Gaslighters engage in the manipulation technique of distorting known facts, memories, events and evidence to invalidate a person’s experience. The idea is to make those who disagree with the gaslighter question their ability, memory or sanity. (See it in action in the 1944 movie “Gaslight,” starring Ingrid Bergman and Charles Boyer.)
Gaslighters use lies, false promises and personal attacks to make those around them doubt themselves. For example, at a meeting on Tuesday, your boss says, “You can all leave at noon on Friday.” When Friday comes along, your boss indignantly says, “I would never say you could leave early. You weren’t paying attention.”

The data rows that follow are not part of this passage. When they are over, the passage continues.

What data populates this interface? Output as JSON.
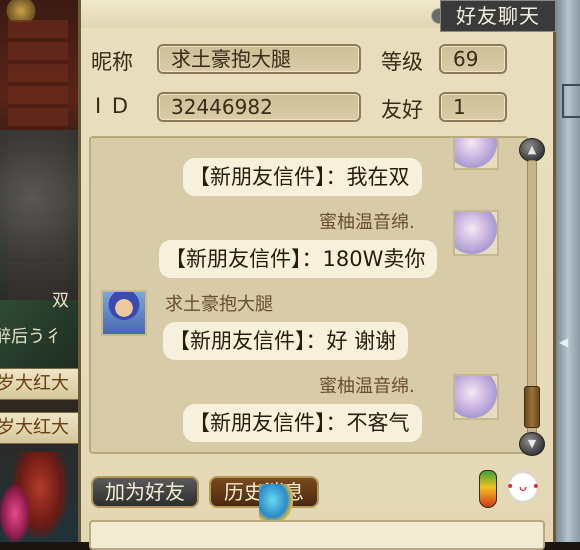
{
  "scene": {
    "labels": [
      "岁大红大",
      "岁大红大"
    ],
    "texts": [
      "双",
      "醉后う彳"
    ]
  },
  "window": {
    "title": "好友聊天"
  },
  "profile": {
    "nickname_label": "昵称",
    "nickname_value": "求土豪抱大腿",
    "level_label": "等级",
    "level_value": "69",
    "id_label": "I D",
    "id_value": "32446982",
    "friendship_label": "友好",
    "friendship_value": "1"
  },
  "chat": {
    "messages": [
      {
        "sender": "",
        "text": "【新朋友信件】：我在双",
        "side": "right",
        "avatar": "girl-avatar"
      },
      {
        "sender": "蜜柚温音绵.",
        "text": "【新朋友信件】：180W卖你",
        "side": "right",
        "avatar": "girl-avatar"
      },
      {
        "sender": "求土豪抱大腿",
        "text": "【新朋友信件】：好 谢谢",
        "side": "left",
        "avatar": "boy-avatar"
      },
      {
        "sender": "蜜柚温音绵.",
        "text": "【新朋友信件】：不客气",
        "side": "right",
        "avatar": "girl-avatar"
      }
    ]
  },
  "buttons": {
    "add_friend": "加为好友",
    "history": "历史消息"
  },
  "icons": {
    "scroll_up": "scroll-up-icon",
    "scroll_down": "scroll-down-icon",
    "gourd": "gourd-icon",
    "emoticon": "emoticon-icon"
  },
  "colors": {
    "panel_bg": "#e4d8b4",
    "bubble_bg": "#f6f0dc",
    "title_bg": "#3a3a3a"
  }
}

When it comes to politics, gaslighting is all around us. Gaslighting also occurs in personal relationships, though it is often subtler, but gaslighting in the workplace can be especially destructive—particularly if your boss is the culprit.